"No. Depression is over-diagnosed, over used term to diagnose those who feel a bit down, clinically I wasn't depressed."
Say what now?
With that one reply, Kate destroyed one of the couple's main reasons for their claim.
Question is (I know I took a while getting there, and I thank you for sticking with this), why did Kate effectively sabotage her own case?
It's obvious from the writ, from Alan Pike, and from Michael Wright's testimony, that the plan was to push the depression element. That was, until a doctor was mentioned.
Being diagnosed with depression from a qualified doctor, would have been one of the easiest things for Kate to achieve. So why didn't she do so? Given the circumstances, a doctor would have had to take what Kate said (regarding the disappearance of Madeleine), at face value. Let's be honest, given her occupation, she wouldn't be struggling to find a sympathetic GP.
With half a million big ones at stake, a trip to the doctors would be the first thing the McCanns would have done. Given that both would have undoubtedly attended court cases in the line of their work before, they would know how the system worked.
I ask again, why didn't they secure their claims?
Would it be beyond the realms of possibility that if medical records had been requested, to prove or disprove the presence of depression, that further mental health issues would be revealed; issues that pre-dated the disappearance of Madeleine. Issues, that if read out in court, could pour more suspicion upon Kate McCann.
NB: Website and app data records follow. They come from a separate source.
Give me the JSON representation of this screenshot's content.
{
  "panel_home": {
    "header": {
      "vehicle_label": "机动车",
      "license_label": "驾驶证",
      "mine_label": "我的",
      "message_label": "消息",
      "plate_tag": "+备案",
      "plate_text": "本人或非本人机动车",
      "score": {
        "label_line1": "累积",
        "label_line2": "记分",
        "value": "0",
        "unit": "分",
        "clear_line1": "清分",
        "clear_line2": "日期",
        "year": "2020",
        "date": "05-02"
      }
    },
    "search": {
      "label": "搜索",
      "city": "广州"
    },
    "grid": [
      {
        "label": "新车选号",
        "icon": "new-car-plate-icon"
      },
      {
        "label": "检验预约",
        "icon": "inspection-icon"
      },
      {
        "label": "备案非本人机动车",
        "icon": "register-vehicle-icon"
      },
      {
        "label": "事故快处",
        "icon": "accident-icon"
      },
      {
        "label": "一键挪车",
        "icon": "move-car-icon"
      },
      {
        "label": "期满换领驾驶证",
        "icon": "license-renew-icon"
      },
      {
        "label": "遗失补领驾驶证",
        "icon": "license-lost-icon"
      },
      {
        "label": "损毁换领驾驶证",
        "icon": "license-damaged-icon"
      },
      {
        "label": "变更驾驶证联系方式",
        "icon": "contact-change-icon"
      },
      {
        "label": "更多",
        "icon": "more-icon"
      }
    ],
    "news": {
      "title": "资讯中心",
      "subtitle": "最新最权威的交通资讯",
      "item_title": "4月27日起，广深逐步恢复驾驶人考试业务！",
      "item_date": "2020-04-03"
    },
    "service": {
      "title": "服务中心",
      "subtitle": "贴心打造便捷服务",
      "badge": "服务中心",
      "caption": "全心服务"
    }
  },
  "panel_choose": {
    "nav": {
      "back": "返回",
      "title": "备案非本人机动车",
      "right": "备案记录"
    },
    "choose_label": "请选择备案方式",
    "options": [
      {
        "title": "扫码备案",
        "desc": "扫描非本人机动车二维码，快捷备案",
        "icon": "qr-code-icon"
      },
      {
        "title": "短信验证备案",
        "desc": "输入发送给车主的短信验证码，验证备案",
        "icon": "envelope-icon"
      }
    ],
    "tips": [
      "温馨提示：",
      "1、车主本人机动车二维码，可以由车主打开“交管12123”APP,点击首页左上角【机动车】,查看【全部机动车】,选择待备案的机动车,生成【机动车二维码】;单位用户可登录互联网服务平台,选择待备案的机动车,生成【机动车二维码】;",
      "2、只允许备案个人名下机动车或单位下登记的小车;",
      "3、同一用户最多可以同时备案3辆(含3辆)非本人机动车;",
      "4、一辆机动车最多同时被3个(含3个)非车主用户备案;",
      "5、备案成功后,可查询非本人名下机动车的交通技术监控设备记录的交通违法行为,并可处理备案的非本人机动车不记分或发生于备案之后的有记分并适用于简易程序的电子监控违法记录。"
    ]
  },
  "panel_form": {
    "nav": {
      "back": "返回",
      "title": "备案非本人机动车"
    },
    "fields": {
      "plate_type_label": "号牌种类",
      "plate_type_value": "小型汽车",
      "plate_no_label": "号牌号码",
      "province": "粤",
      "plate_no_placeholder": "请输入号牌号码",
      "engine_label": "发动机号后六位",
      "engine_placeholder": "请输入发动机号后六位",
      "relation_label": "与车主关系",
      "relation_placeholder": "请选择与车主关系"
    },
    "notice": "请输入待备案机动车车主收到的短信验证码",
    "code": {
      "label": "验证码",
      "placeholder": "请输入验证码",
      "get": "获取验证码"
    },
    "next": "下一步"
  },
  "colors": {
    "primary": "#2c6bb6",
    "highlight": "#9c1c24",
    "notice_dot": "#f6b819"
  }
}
The records would be useless as evidence had they not gone back to a time prior to May 2007, as determining when the depression started would have been paramount to the case.
With thanks to Anne Guedes, Joana Morais, and the Pamalam blog for court translations, and for avoiding the screaming banshee outside the Palacio Justiça Lisboa :D
Transcripts from the trial can be read here: